45:02 It wasn't even like this was in my pop culture periphery. It was all brand new, but it lit him up so much that it just made me so happy to be there with him. I sort of feel like we could do the same thing. Well, we don't do it at Target. We do it in the grocery store. We have so much fun at the grocery store.
45:22 I think it's probably anybody listening to this might be like, that's a little gross, but it's true that couple we are, we literally dance in the aisles at the grocery store and we wonder whether or not we're going to be on the Christmas party reel - when they take the embarrassing things that the customers do and put it together on the Christmas reel. We're like, I wonder if we made the Christmas reel on that one.
45:52 It's ridiculous. I'm so happy for you to have found all of these things at once. Thank you so much. Yeah, it's been a whirlwind for sure, but that's the one to be in, I think. Absolutely fortunate. You are so fortunate. And it is such a wonderful whirlwind. And you have only yet just begun, because in eight weeks, I think your world is going to change quite a bit.
46:21 Yeah, it's exciting. There is a little bit of fright, but it's exciting. It's a good fright. It's all going to change, but I think very exciting. Definitely. I can't wait for you. Eric, thank you so much for joining me on the podcast today. I have enjoyed our conversation so much, and I just am so grateful that you agreed to come and chat with me. This has been wonderful.

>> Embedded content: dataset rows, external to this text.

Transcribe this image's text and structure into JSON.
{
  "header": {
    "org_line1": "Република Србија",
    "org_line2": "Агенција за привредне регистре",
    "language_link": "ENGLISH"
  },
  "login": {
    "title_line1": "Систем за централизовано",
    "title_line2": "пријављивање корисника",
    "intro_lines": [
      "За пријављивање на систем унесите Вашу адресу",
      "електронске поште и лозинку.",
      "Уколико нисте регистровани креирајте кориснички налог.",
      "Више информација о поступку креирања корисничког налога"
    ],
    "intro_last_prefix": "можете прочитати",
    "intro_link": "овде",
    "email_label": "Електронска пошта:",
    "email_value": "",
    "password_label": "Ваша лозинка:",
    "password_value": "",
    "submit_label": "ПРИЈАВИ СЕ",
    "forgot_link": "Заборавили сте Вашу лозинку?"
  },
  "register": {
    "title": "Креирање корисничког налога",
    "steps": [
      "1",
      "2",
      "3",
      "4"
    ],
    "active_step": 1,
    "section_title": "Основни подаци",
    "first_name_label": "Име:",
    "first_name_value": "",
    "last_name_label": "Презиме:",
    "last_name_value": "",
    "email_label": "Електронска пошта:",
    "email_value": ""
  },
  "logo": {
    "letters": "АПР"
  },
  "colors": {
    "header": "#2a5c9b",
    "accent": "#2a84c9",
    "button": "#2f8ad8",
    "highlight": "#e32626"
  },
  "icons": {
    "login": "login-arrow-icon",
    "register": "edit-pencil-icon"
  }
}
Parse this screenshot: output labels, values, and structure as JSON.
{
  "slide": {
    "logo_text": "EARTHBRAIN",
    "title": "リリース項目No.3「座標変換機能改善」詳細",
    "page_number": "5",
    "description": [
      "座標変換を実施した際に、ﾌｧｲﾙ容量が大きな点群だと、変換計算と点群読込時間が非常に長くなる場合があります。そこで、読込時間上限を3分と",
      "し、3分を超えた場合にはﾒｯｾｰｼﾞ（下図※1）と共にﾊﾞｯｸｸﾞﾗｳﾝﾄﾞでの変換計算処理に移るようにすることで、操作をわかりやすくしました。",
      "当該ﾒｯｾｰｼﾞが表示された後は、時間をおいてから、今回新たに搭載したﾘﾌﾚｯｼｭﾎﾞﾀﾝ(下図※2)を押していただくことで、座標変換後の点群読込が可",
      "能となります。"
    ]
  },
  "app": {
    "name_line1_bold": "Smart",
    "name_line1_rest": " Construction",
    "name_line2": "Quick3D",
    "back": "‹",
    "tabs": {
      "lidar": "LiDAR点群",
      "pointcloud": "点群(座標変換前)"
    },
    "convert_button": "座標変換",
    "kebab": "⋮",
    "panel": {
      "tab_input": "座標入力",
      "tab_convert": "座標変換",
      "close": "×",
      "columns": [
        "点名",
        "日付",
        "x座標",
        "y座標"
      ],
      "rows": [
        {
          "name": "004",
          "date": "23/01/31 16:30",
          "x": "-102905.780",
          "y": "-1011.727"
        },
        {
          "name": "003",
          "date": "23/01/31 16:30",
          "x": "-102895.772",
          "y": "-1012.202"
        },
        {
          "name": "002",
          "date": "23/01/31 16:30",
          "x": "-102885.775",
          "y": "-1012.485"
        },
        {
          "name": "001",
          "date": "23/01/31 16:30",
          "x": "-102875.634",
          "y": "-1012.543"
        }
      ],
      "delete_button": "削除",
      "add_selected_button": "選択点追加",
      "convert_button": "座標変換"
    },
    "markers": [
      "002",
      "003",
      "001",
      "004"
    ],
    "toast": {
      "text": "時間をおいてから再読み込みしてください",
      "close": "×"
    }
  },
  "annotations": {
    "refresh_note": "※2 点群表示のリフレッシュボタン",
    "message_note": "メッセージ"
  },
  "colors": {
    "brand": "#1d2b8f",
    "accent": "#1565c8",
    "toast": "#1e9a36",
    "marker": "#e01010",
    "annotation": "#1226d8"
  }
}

46:52 Thank you so much for listening. If you liked what you heard today, please subscribe wherever you listen and share with your friends. If you or someone you know has a great story about either a midlife personal evolution or specifically about turning 40, I want to hear it. And I probably want to invite that person to join me on the podcast. Go to fortydrinks.Com/contact to submit a name. Now listen, I'm glad we have a week before the next episode.
47:23 That should give you time to go to the grocery store, head to the deli and buy some Bologna because I'm going to need you to do like Steve Martin and put a slice of Bologna in each shoe so you feel funny because next week I am talking to an exceptionally funny lady who spent 15 years doing stand-up comedy. Most of that in New York city. But as she approached her 40th birthday, she started to wonder if she wanted to do comedy anymore. I hope you'll join me for my conversation with Selena Coppock.
47:54 The Forty Drinks Podcast is produced by Out